[PROBLEM DETAILS] Could each entry below be written out exactly, with every picture dropped?

[MATERIAL SUPPLIED]
#####
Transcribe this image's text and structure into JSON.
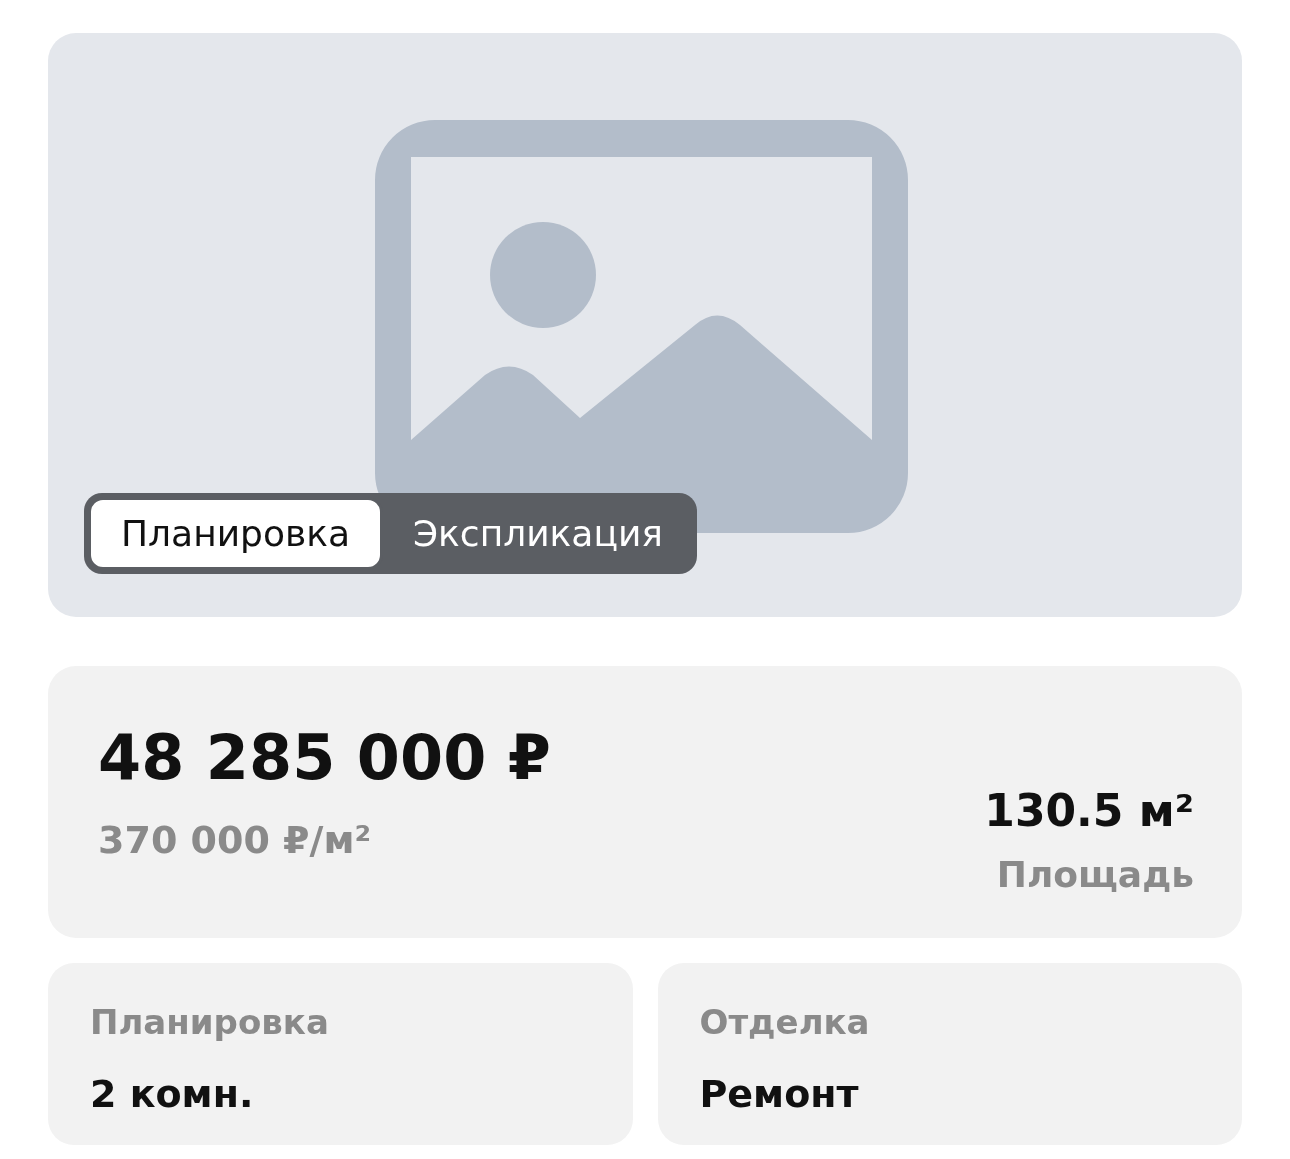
{
  "gallery": {
    "kind": "picture-placeholder",
    "tabs": [
      {
        "label": "Планировка",
        "selected": true
      },
      {
        "label": "Экспликация",
        "selected": false
      }
    ]
  },
  "summary": {
    "price": "48 285 000 ₽",
    "price_per_m2": "370 000 ₽/м²",
    "area": "130.5 м²",
    "area_label": "Площадь"
  },
  "params": [
    {
      "label": "Планировка",
      "value": "2 комн."
    },
    {
      "label": "Отделка",
      "value": "Ремонт"
    }
  ]
}
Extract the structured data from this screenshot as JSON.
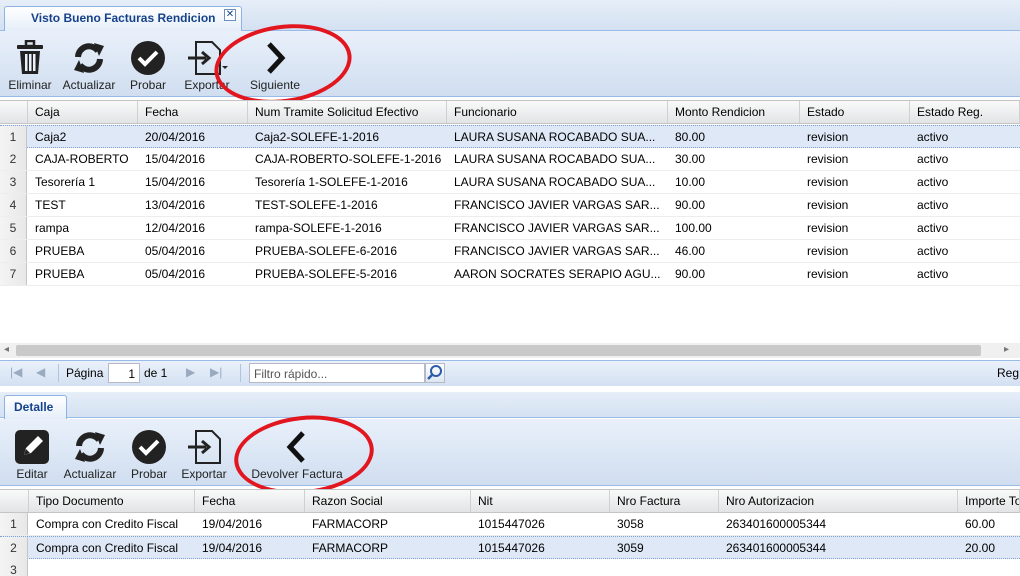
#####
[RESULT]
Transcribe this image's text and structure into JSON.
{
  "gallery": {
    "kind": "picture-placeholder",
    "tabs": [
      {
        "label": "Планировка",
        "selected": true
      },
      {
        "label": "Экспликация",
        "selected": false
      }
    ]
  },
  "summary": {
    "price": "48 285 000 ₽",
    "price_per_m2": "370 000 ₽/м²",
    "area": "130.5 м²",
    "area_label": "Площадь"
  },
  "params": [
    {
      "label": "Планировка",
      "value": "2 комн."
    },
    {
      "label": "Отделка",
      "value": "Ремонт"
    }
  ]
}
Extract the structured data from this screenshot as JSON.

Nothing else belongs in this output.